Transfinder recently expanded Servicefinder’s capabilities to accommodate a rise in schools sharing resources due to budgetary reasons, to make that easier, Gazeley notes. The shop or school district can take on work from other districts and separate information on sharing fuel purchasing, and parts and vehicle purchasing.
“For example, if I am helping school district A because it’s a small district, I may be managing their fleet [along with] several others,” he explains. “The system can separate those individual entities and provide reports [with] the metrics to see how well the organization is operating with those businesses, and provide metrics to the schools.”
Servicefinder also connects to devices on each bus that capture those data for use in maintenance forecasting and sends maintenance alerts.
TransTraks Routing Module is the quickest product on the market to get up and running on the cloud, says Robert Jacobus, senior consultant for TransTraks.
TransTraks routing offers features such as run cutting, route optimization, mapping, student eligibility, driver time keeping and a dispatch center. With easy to find tools, routing can identify exact driver hours from check-in to leave-yard times, according to the supplier. Those routing hours can in turn be seen by a field trip coordinator to determine if that driver will go over hours for an upcoming trip. A field trip module, web trip school request site and fleet maintenance module come with the product as part of the cost of the cloud service.

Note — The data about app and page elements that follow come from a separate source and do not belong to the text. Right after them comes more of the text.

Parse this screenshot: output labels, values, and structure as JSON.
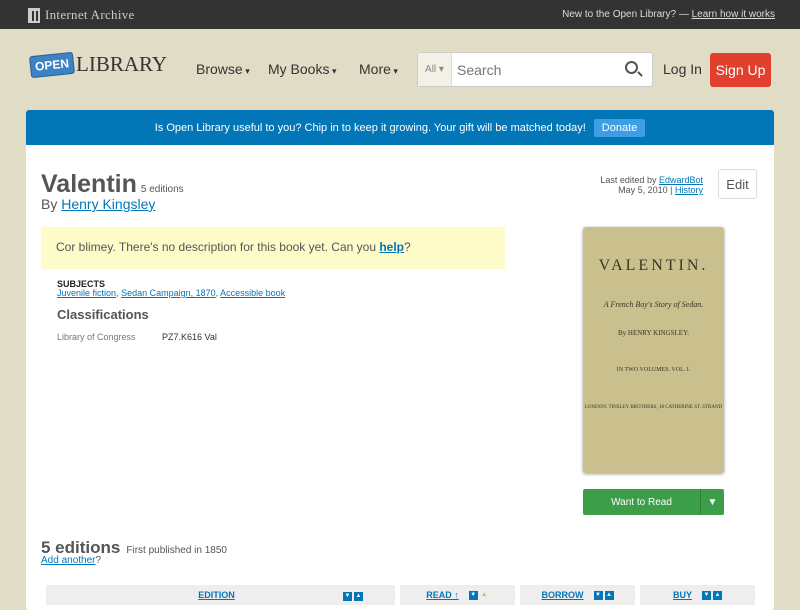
{
  "topbar": {
    "brand": "Internet Archive",
    "new_text": "New to the Open Library? —",
    "learn_link": "Learn how it works"
  },
  "header": {
    "logo_open": "OPEN",
    "logo_library": "LIBRARY",
    "nav": [
      "Browse",
      "My Books",
      "More"
    ],
    "search_scope": "All ▾",
    "search_placeholder": "Search",
    "login": "Log In",
    "signup": "Sign Up"
  },
  "banner": {
    "text": "Is Open Library useful to you? Chip in to keep it growing. Your gift will be matched today!",
    "donate": "Donate"
  },
  "book": {
    "title": "Valentin",
    "edition_count": "5 editions",
    "by": "By",
    "author": "Henry Kingsley",
    "last_edited_prefix": "Last edited by",
    "last_edited_by": "EdwardBot",
    "date": "May 5, 2010 |",
    "history": "History",
    "edit": "Edit",
    "desc_text": "Cor blimey. There's no description for this book yet. Can you",
    "desc_help": "help",
    "desc_q": "?",
    "subjects_label": "SUBJECTS",
    "subjects": [
      "Juvenile fiction",
      "Sedan Campaign, 1870",
      "Accessible book"
    ],
    "classifications_label": "Classifications",
    "loc_label": "Library of Congress",
    "loc_value": "PZ7.K616 Val",
    "cover": {
      "title": "VALENTIN.",
      "subtitle": "A French Boy's Story of Sedan.",
      "author": "By HENRY KINGSLEY.",
      "volume": "IN TWO VOLUMES. VOL. I.",
      "publisher": "LONDON: TINSLEY BROTHERS, 18 CATHERINE ST. STRAND"
    },
    "want_to_read": "Want to Read"
  },
  "editions": {
    "heading": "5 editions",
    "first_published": "First published in 1850",
    "add_another": "Add another",
    "add_q": "?",
    "columns": [
      "EDITION",
      "READ ↑",
      "BORROW",
      "BUY"
    ]
  },
  "colors": {
    "accent": "#0376b8",
    "signup": "#e0402d",
    "want": "#3d9e4a",
    "bg": "#e1dcc5"
  }
}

Versatrans Routing and Planning integrates routing and fleet information to help optimize routing resources, with a one-touch feature that creates routes using the vehicles and the resources the customer has to work with, says Sam Catalano, manager of product management at Tyler Technologies.
The software factors in criteria such as how many students can ride on each bus and how long routes should run, evaluates different routing scenarios and selects the most efficient way to run a set of stops.
“Versatrans Routing and Planning knows if my route [requires] two wheelchair spots and air conditioning, I can only load that route onto a vehicle that has that capability,” Ted Thien, senior vice president and general manager of Versatrans, explains.
Catalano adds that Versatrans Routing and Planning can also set up a planning scenario so customers can see the effects of changes in the system without affecting their current information.
In addition to partnering with Seon to create the vMax suite, U.S. Computing also offers the web-based Compass Route Builder.
The software uses an ESRI-compatible mapping and database platform so transportation departments can share data district-wide, says Kerry Somerville, director of business development.
Compass Route Builder also includes a feature called the TAR — Transportation Action Request — which streamlines requests from staff outside the transportation department. For example, if there is a change in a special-needs student’s transportation plan, the school can electronically submit a request to the transportation department for that change, which eliminates a lot of paperwork, Somerville explains.
The system can also automatically assign students to routes based on equipment needs.